The Department of Animal Behaviour at Bielefeld University was the first of its kind within any German University when it was founded on the 1st of November 1973. Under the leadership of Klaus Immelmann, the department quickly became a leading centre of behavioural research, both nationally as well as internationally. Initial research questions focussed on classical ethological and neuroethological questions such as sexual imprinting and animal navigation.
When Fritz Trillmich became the new head of department in 1990, the emerging field of behavioural ecology became the main research topic. After almost 25 years under his leadership, Oliver Krüger took over as head of department on 1st of August 2013. Behavioural ecology will remain the central research topic of the department.
With a team of over 50 people, the different research groups study animal behaviour within the framework of the four questions of Tinbergen, both in the lab and in the field. Current model systems include laboratory studies on zebra finches (Taeniopygia guttata) and cavies (Cavia aperea), as well as long-term field studies on birds of prey such as common buzzard (Buteo buteo) and goshawk (Accipiter gentilis), and seal species such as Galapagos sea lions (Zalophus wollebaeki) and Antarctic fur seals (Arctocephalus gazella).
Combining individual life histories with experiments, comparative approaches and population-level data, our research evaluates the fitness value of behaviour but also tries to understand the mechanisms by which behavioural variation evolves.

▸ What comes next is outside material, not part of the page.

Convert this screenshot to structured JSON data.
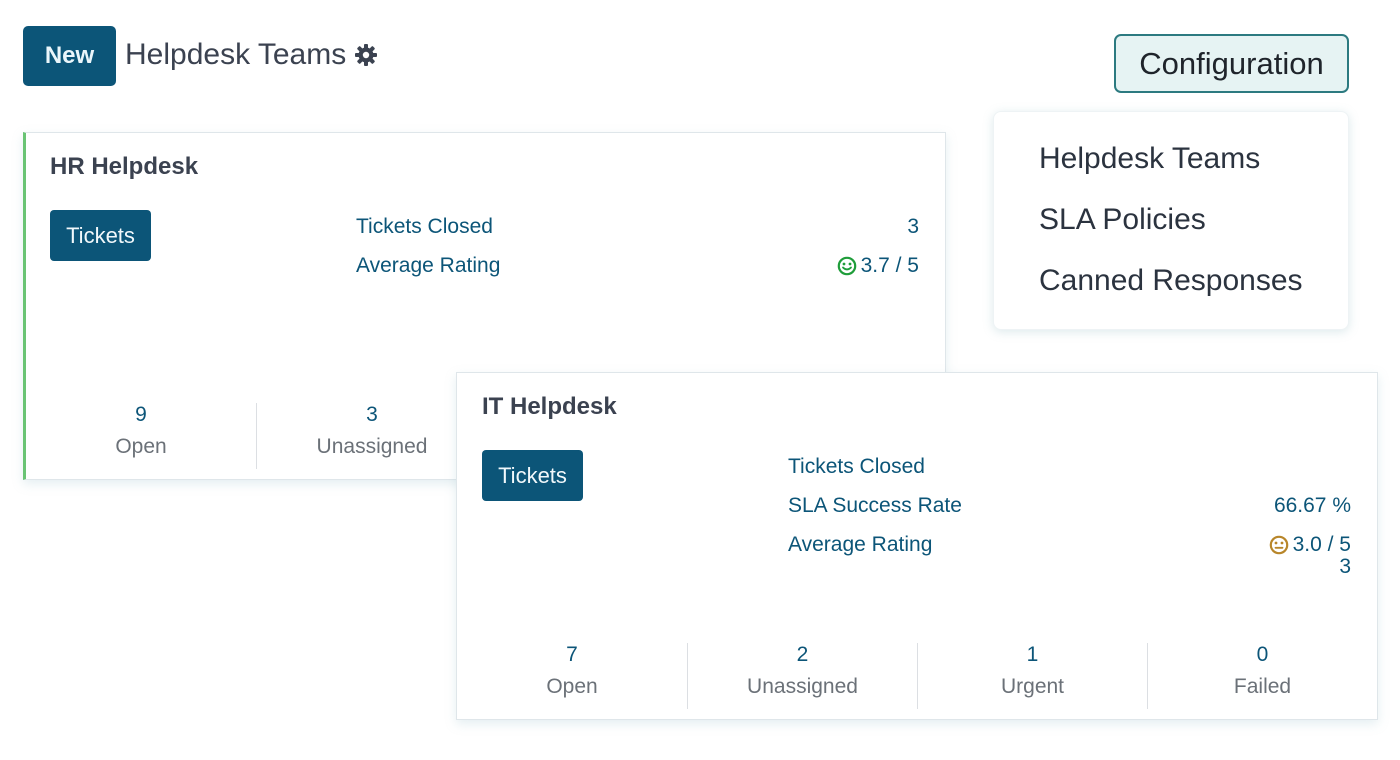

The Department of Animal Behaviour is very proud to host scientists from more than a dozen different countries. We strongly value the exchange of different perspectives arising from such a diversity. We are convinced that these different perspectives enormously enrich the personal and scientific lives of everyone.